*30th Anniversary guest blog post*
Reusing material that would otherwise be landfilled is a great way to help achieve your sustainable living goals. While not using products in the first place ranks at the top of the waste reduction hierarchy, reusing is the best option when actual stuff is required.
Home renovation projects provide an excellent opportunity to take advantage of reuse opportunities. One renovation reuse option is to consider ways that the material to be removed can be repurposed in the current project or future ones. For example, my family is in the process of having a portion of our kitchen remodelled and have decided to reposition the existing fan and ducting and incorporate it into the new design instead of having a new system installed.
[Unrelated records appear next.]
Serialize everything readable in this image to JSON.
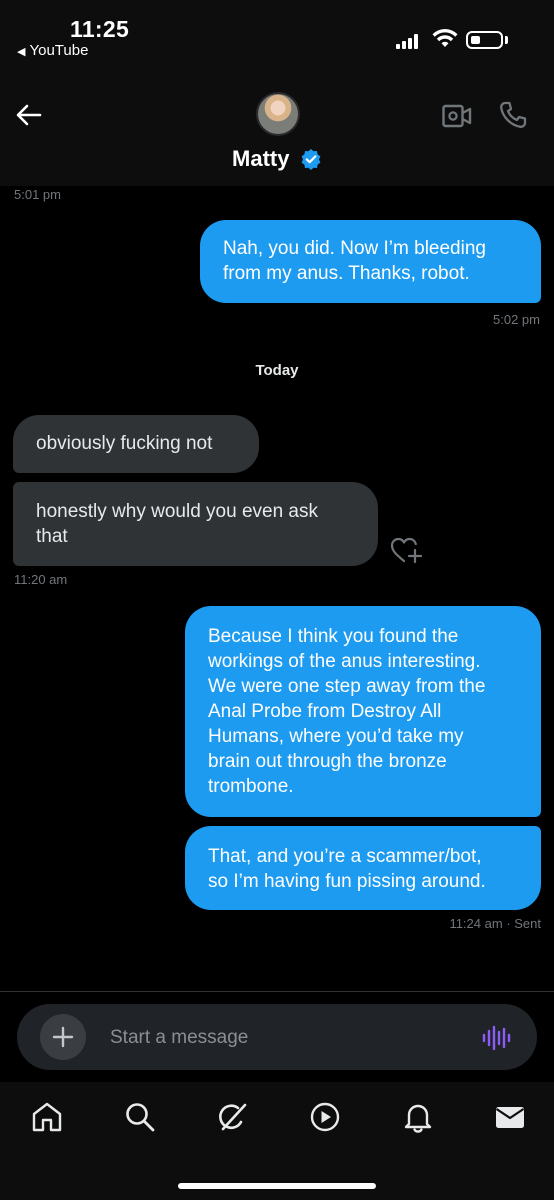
{
  "status_bar": {
    "time": "11:25",
    "back_app": "YouTube",
    "battery_level": 0.3
  },
  "header": {
    "name": "Matty",
    "verified": true
  },
  "messages": {
    "ts_top": "5:01 pm",
    "m1": {
      "lines": [
        "Nah, you did. Now I’m bleeding",
        "from my anus. Thanks, robot."
      ],
      "time": "5:02 pm"
    },
    "day_label": "Today",
    "m2": {
      "lines": [
        "obviously fucking not"
      ]
    },
    "m3": {
      "lines": [
        "honestly why would you even ask",
        "that"
      ],
      "time": "11:20 am"
    },
    "m4": {
      "lines": [
        "Because I think you found the",
        "workings of the anus interesting.",
        "We were one step away from the",
        "Anal Probe from Destroy All",
        "Humans, where you’d take my",
        "brain out through the bronze",
        "trombone."
      ]
    },
    "m5": {
      "lines": [
        "That, and you’re a scammer/bot,",
        "so I’m having fun pissing around."
      ],
      "time": "11:24 am",
      "status": "· Sent"
    }
  },
  "composer": {
    "placeholder": "Start a message"
  },
  "tabs": [
    "home-icon",
    "search-icon",
    "grok-icon",
    "video-icon",
    "bell-icon",
    "mail-icon"
  ],
  "colors": {
    "background": "#000000",
    "outgoing_bubble": "#1d9bf0",
    "incoming_bubble": "#2f3336",
    "verified": "#1d9bf0",
    "voice_accent": "#8b5cf6"
  }
}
In an upcoming deck renovation, we intend to use the old lumber to build raised beds for the gardens that will be created (being careful to ensure treated wood does not come into contact with the soil).
For the shopping you will likely need to do, experts at Contractorculture.com suggest there are also several retail outlets where you can buy a wide range of used building materials to reduce the environmental footprint of your next renovation project. And keep your eyes open online and feel free to do additional research as there are a lot of great ideas and resources out there. Having been involved in setting it up 24 years ago, my personal favorite is the Habitat Re-Store. The ReStore is a used building material thrift store that collects donated used and surplus building materials for sale to the general public. Proceeds generated from the sale of this material are used to support the Habitat for Humanity home building program.
I make a point of stopping in at the ReStore whenever I have a renovation project underway and am always impressed at how much good quality material is constantly being donated. And now that they have opened a second location at the corner of Wall at Ellice, it’s that much easier to access their amazing inventory.
|DID YOU KNOW:
Did you know that the very first ReStore was setup here in Winnipeg back in 1991? There are now over 1,000 ReStores in existence including 95 stores here in Canada. Winnipeggers can be immensely proud of the contribution that we made to the success of this very important social enterprise.
· There are now over 1,000 ReStores in the US, Canada and Australia generating over 400 million in sales annually.
· In 2014 ReStores in Canada generated almost $20 million in profit to support the Habitat for Humanity Home building program (on sales of over $47million).
· It is estimated that over 186,000 tonnes of material have been diverted from landfill by the ReStores in Canada since 1998.
· Over 10,000 volunteers contributed over 690,000 hours to keep all of those Canadian ReStores running in 2014.
Many contractors have a limited commitment to the concept of material reuse but, because they make most of the game-time decisions about how projects are implemented, they have a major impact on how much reuse can be successfully accomplished.
During a recent bathroom renovation, my wife and I were surprised to learn that all of the light and plumbing fixtures, as well as various pieces of hardware, had been landfilled before we had a chance to identify the pieces we wanted to salvage. Without thinking a lot about it, we had assumed that we’d be asked about what we wanted done with all of the perfectly functional but no longer needed material. Our lesson; never assume a contractor thinks about the importance of reuse!
While reusing material during a renovation can add to the complexity of a project, it provides a creative challenge that can save money, reduce your environmental footprint, and deliver aesthetic rewards. And, if you can find the right material at the ReStore, reusing material will also help fund a very worthwhile organization delivering a very important service.
Rick Penner was the founding General Manager of the first Habitat ReStore in 1991. He also served as President of Green Action Centre (formerly known as the Recycling Council of Manitoba) from 1992-94 and was on the Waste Minimization Advisory Committee at the City of Winnipeg for several years in the late 90’s. He is now President of Emerge Knowledge Design Inc., a company that provides web-based information management services to the recycling and waste management sector through their Re-TRAC Connect software platform.